Available data:
========
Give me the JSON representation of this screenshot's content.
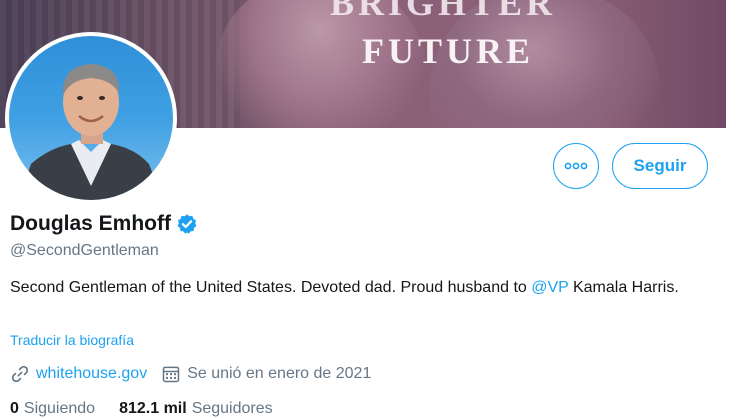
{
  "banner": {
    "tagline_top": "BRIGHTER",
    "tagline": "FUTURE"
  },
  "profile": {
    "name": "Douglas Emhoff",
    "handle": "@SecondGentleman",
    "bio_text": "Second Gentleman of the United States. Devoted dad. Proud husband to ",
    "bio_mention": "@VP",
    "bio_text_end": " Kamala Harris.",
    "translate_label": "Traducir la biografía",
    "website": "whitehouse.gov",
    "joined": "Se unió en enero de 2021"
  },
  "actions": {
    "follow_label": "Seguir"
  },
  "stats": {
    "following_count": "0",
    "following_label": "Siguiendo",
    "followers_count": "812.1 mil",
    "followers_label": "Seguidores"
  },
  "colors": {
    "accent": "#1da1f2",
    "secondary_text": "#657786",
    "primary_text": "#14171a"
  }
}
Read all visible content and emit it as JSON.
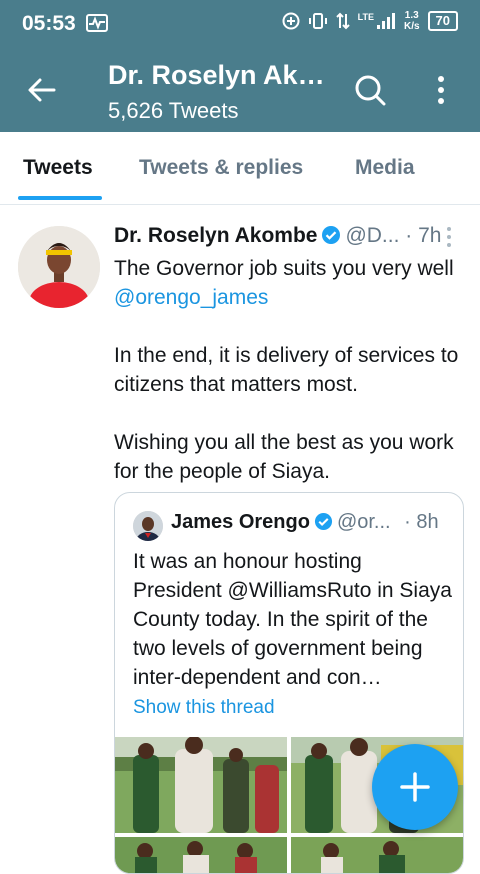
{
  "status_bar": {
    "time": "05:53",
    "network": "LTE",
    "speed_value": "1.3",
    "speed_unit": "K/s",
    "battery": "70",
    "icons": [
      "activity-icon",
      "add-circle-icon",
      "vibrate-icon",
      "data-transfer-icon",
      "signal-icon",
      "battery-icon"
    ]
  },
  "header": {
    "title": "Dr. Roselyn Akombe",
    "tweet_count": "5,626 Tweets"
  },
  "tabs": [
    {
      "label": "Tweets",
      "active": true
    },
    {
      "label": "Tweets & replies",
      "active": false
    },
    {
      "label": "Media",
      "active": false
    }
  ],
  "tweet": {
    "name": "Dr. Roselyn Akombe",
    "handle": "@D...",
    "time": "· 7h",
    "verified": true,
    "line1": "The Governor job suits you very well",
    "mention": "@orengo_james",
    "para2": "In the end, it is delivery of services to citizens that matters most.",
    "para3": "Wishing you all the best as you work for the people of Siaya.",
    "quoted": {
      "name": "James Orengo",
      "handle": "@or...",
      "time": "· 8h",
      "verified": true,
      "text": "It was an honour hosting President @WilliamsRuto in Siaya County today. In the spirit of the two levels of government being inter-dependent and con…",
      "show_thread": "Show this thread"
    }
  },
  "colors": {
    "header_bg": "#4a7d8c",
    "accent": "#1da1f2",
    "link": "#1b95e0",
    "secondary_text": "#657786"
  }
}
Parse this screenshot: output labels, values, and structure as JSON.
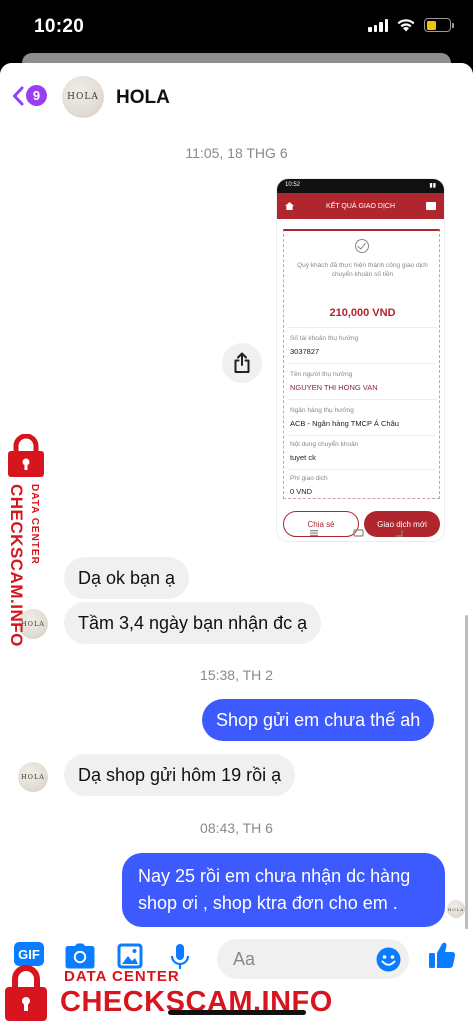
{
  "status_bar": {
    "time": "10:20"
  },
  "header": {
    "back_count": "9",
    "avatar_text": "HOLA",
    "name": "HOLA"
  },
  "timestamps": [
    "11:05, 18 THG 6",
    "15:38, TH 2",
    "08:43, TH 6"
  ],
  "receipt": {
    "status_time": "10:52",
    "title": "KẾT QUẢ GIAO DỊCH",
    "message": "Quý khách đã thực hiện thành công giao dịch chuyển khoản số tiền",
    "amount": "210,000 VND",
    "fields": [
      {
        "label": "Số tài khoản thụ hưởng",
        "value": "3037827"
      },
      {
        "label": "Tên người thụ hưởng",
        "value": "NGUYEN THI HONG VAN"
      },
      {
        "label": "Ngân hàng thụ hưởng",
        "value": "ACB - Ngân hàng TMCP Á Châu"
      },
      {
        "label": "Nội dung chuyển khoản",
        "value": "tuyet ck"
      },
      {
        "label": "Phí giao dịch",
        "value": "0 VND"
      }
    ],
    "share_label": "Chia sẻ",
    "new_label": "Giao dịch mới"
  },
  "messages": [
    {
      "from": "them",
      "text": "Dạ ok bạn ạ"
    },
    {
      "from": "them",
      "text": "Tầm 3,4 ngày bạn nhận đc ạ"
    },
    {
      "from": "me",
      "text": "Shop gửi em chưa thế ah"
    },
    {
      "from": "them",
      "text": "Dạ shop gửi hôm 19 rồi ạ"
    },
    {
      "from": "me",
      "text": "Nay 25 rồi em chưa nhận dc hàng shop ơi , shop ktra đơn cho em ."
    }
  ],
  "composer": {
    "placeholder": "Aa",
    "gif_label": "GIF"
  },
  "watermark": {
    "top": "DATA CENTER",
    "main": "CHECKSCAM.INFO"
  },
  "colors": {
    "outgoing": "#3d5afe",
    "incoming": "#f0f0f0",
    "accent": "#0a7cff",
    "watermark": "#d6151f"
  }
}
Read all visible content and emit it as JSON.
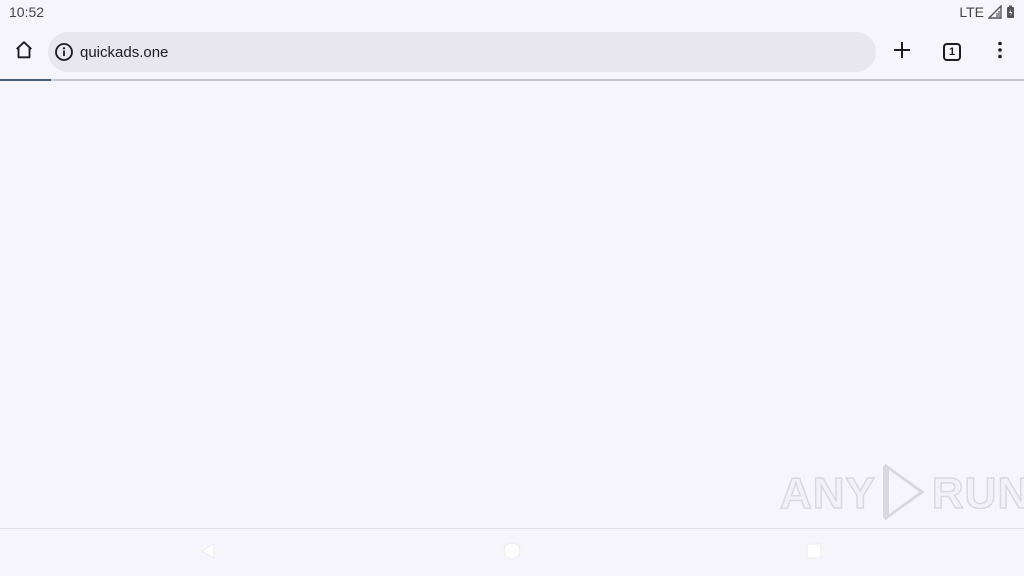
{
  "status_bar": {
    "time": "10:52",
    "network": "LTE"
  },
  "toolbar": {
    "url": "quickads.one",
    "tab_count": "1",
    "icons": [
      "home-icon",
      "info-icon",
      "plus-icon",
      "tab-switcher-icon",
      "more-vert-icon"
    ]
  },
  "page_load_progress": 0.05,
  "watermark": {
    "left": "ANY",
    "right": "RUN"
  },
  "nav_bar": {
    "icons": [
      "back-icon",
      "home-circle-icon",
      "recents-icon"
    ]
  },
  "colors": {
    "background": "#f7f5fc",
    "omnibox": "#e8e6ee",
    "progress": "#4a5a80"
  }
}
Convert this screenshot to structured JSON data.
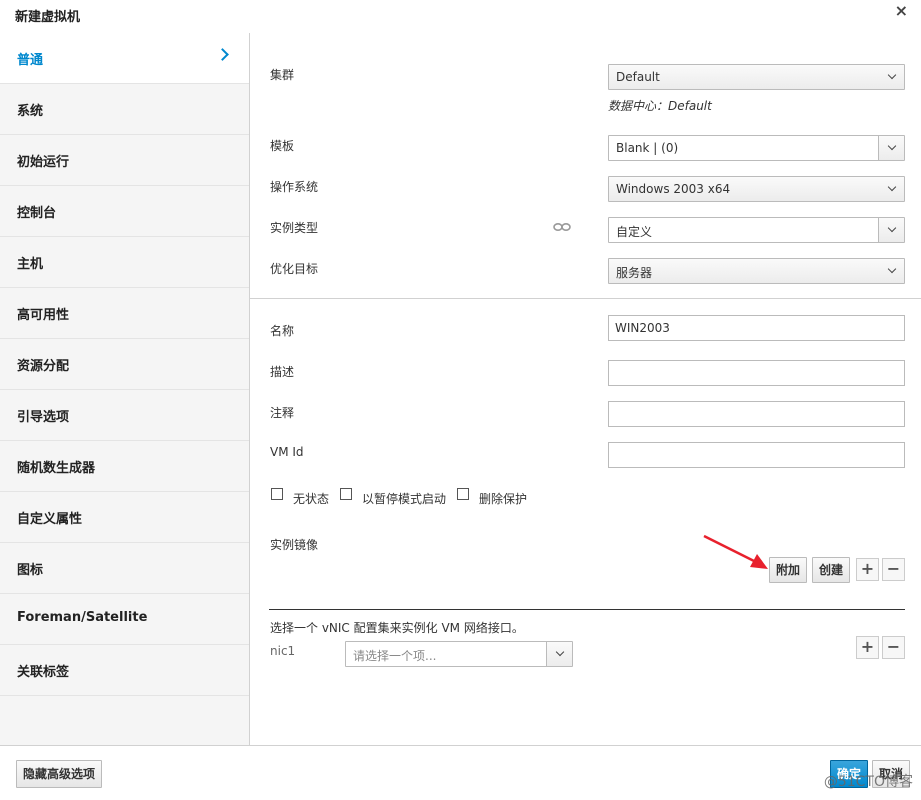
{
  "dialog": {
    "title": "新建虚拟机"
  },
  "sidebar": {
    "items": [
      {
        "label": "普通"
      },
      {
        "label": "系统"
      },
      {
        "label": "初始运行"
      },
      {
        "label": "控制台"
      },
      {
        "label": "主机"
      },
      {
        "label": "高可用性"
      },
      {
        "label": "资源分配"
      },
      {
        "label": "引导选项"
      },
      {
        "label": "随机数生成器"
      },
      {
        "label": "自定义属性"
      },
      {
        "label": "图标"
      },
      {
        "label": "Foreman/Satellite"
      },
      {
        "label": "关联标签"
      }
    ]
  },
  "form": {
    "cluster": {
      "label": "集群",
      "value": "Default",
      "datacenter_hint": "数据中心：Default"
    },
    "template": {
      "label": "模板",
      "value": "Blank | (0)"
    },
    "os": {
      "label": "操作系统",
      "value": "Windows 2003 x64"
    },
    "instance_type": {
      "label": "实例类型",
      "value": "自定义"
    },
    "optimized_for": {
      "label": "优化目标",
      "value": "服务器"
    },
    "name": {
      "label": "名称",
      "value": "WIN2003"
    },
    "description": {
      "label": "描述",
      "value": ""
    },
    "comment": {
      "label": "注释",
      "value": ""
    },
    "vm_id": {
      "label": "VM Id",
      "value": ""
    },
    "checkboxes": {
      "stateless": "无状态",
      "start_paused": "以暂停模式启动",
      "delete_protection": "删除保护"
    },
    "instance_images": {
      "label": "实例镜像",
      "attach": "附加",
      "create": "创建",
      "plus": "+",
      "minus": "−"
    },
    "nic": {
      "hint": "选择一个 vNIC 配置集来实例化 VM 网络接口。",
      "label": "nic1",
      "placeholder": "请选择一个项...",
      "plus": "+",
      "minus": "−"
    }
  },
  "footer": {
    "advanced": "隐藏高级选项",
    "ok": "确定",
    "cancel": "取消"
  },
  "watermark": "@51CTO博客",
  "colors": {
    "accent": "#0088ce",
    "annotation_arrow": "#e8212d"
  }
}
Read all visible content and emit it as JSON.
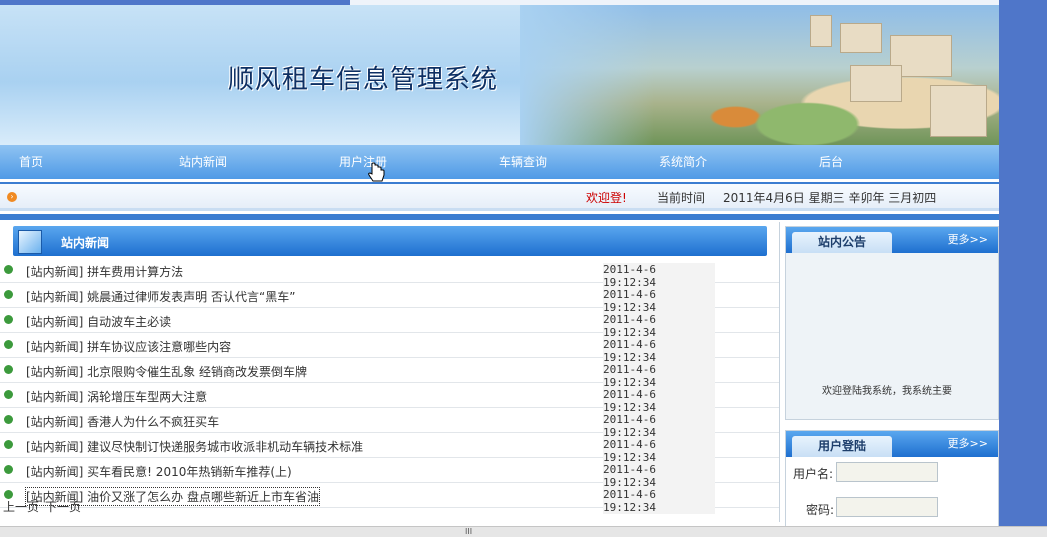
{
  "site": {
    "title": "顺风租车信息管理系统"
  },
  "nav": {
    "items": [
      {
        "label": "首页"
      },
      {
        "label": "站内新闻"
      },
      {
        "label": "用户注册"
      },
      {
        "label": "车辆查询"
      },
      {
        "label": "系统简介"
      },
      {
        "label": "后台"
      }
    ]
  },
  "info_bar": {
    "welcome": "欢迎登!",
    "time_label": "当前时间",
    "time_value": "2011年4月6日 星期三 辛卯年 三月初四"
  },
  "news": {
    "heading": "站内新闻",
    "items": [
      {
        "title": "[站内新闻] 拼车费用计算方法",
        "date": "2011-4-6 19:12:34"
      },
      {
        "title": "[站内新闻] 姚晨通过律师发表声明 否认代言“黑车”",
        "date": "2011-4-6 19:12:34"
      },
      {
        "title": "[站内新闻] 自动波车主必读",
        "date": "2011-4-6 19:12:34"
      },
      {
        "title": "[站内新闻] 拼车协议应该注意哪些内容",
        "date": "2011-4-6 19:12:34"
      },
      {
        "title": "[站内新闻] 北京限购令催生乱象 经销商改发票倒车牌",
        "date": "2011-4-6 19:12:34"
      },
      {
        "title": "[站内新闻] 涡轮增压车型两大注意",
        "date": "2011-4-6 19:12:34"
      },
      {
        "title": "[站内新闻] 香港人为什么不疯狂买车",
        "date": "2011-4-6 19:12:34"
      },
      {
        "title": "[站内新闻] 建议尽快制订快递服务城市收派非机动车辆技术标准",
        "date": "2011-4-6 19:12:34"
      },
      {
        "title": "[站内新闻] 买车看民意! 2010年热销新车推荐(上)",
        "date": "2011-4-6 19:12:34"
      },
      {
        "title": "[站内新闻] 油价又涨了怎么办 盘点哪些新近上市车省油",
        "date": "2011-4-6 19:12:34"
      }
    ],
    "prev_label": "上一页",
    "next_label": "下一页"
  },
  "notice": {
    "heading": "站内公告",
    "more": "更多>>",
    "marquee_text": "欢迎登陆我系统，我系统主要"
  },
  "login": {
    "heading": "用户登陆",
    "more": "更多>>",
    "username_label": "用户名:",
    "password_label": "密码:"
  },
  "scrollbar": {
    "grip": "III"
  }
}
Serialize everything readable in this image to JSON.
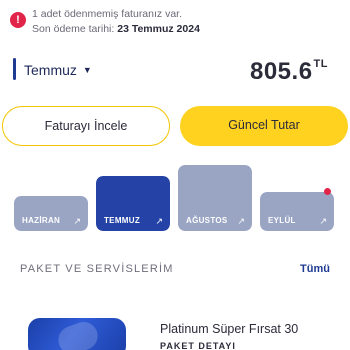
{
  "alert": {
    "icon": "exclamation-icon",
    "line1": "1 adet ödenmemiş faturanız var.",
    "due_label": "Son ödeme tarihi:",
    "due_date": "23 Temmuz 2024",
    "color": "#e0244a"
  },
  "period": {
    "selected_month": "Temmuz",
    "amount": "805.6",
    "currency": "TL"
  },
  "actions": {
    "view_invoice_label": "Faturayı İncele",
    "current_amount_label": "Güncel Tutar"
  },
  "bill_chart": {
    "months": [
      {
        "label": "HAZİRAN",
        "arrow": "↗",
        "level": 0.3,
        "color": "#9aa5c4",
        "alert": false
      },
      {
        "label": "TEMMUZ",
        "arrow": "↗",
        "level": 0.74,
        "color": "#2543a6",
        "alert": false
      },
      {
        "label": "AĞUSTOS",
        "arrow": "↗",
        "level": 1.0,
        "color": "#9aa5c4",
        "alert": false
      },
      {
        "label": "EYLÜL",
        "arrow": "↗",
        "level": 0.38,
        "color": "#9aa5c4",
        "alert": true
      }
    ]
  },
  "packages": {
    "title": "PAKET VE SERVİSLERİM",
    "all_link": "Tümü",
    "items": [
      {
        "name": "Platinum Süper Fırsat 30",
        "type": "PAKET DETAYI"
      }
    ]
  }
}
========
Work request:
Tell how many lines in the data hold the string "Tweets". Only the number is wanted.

Exercise response:
3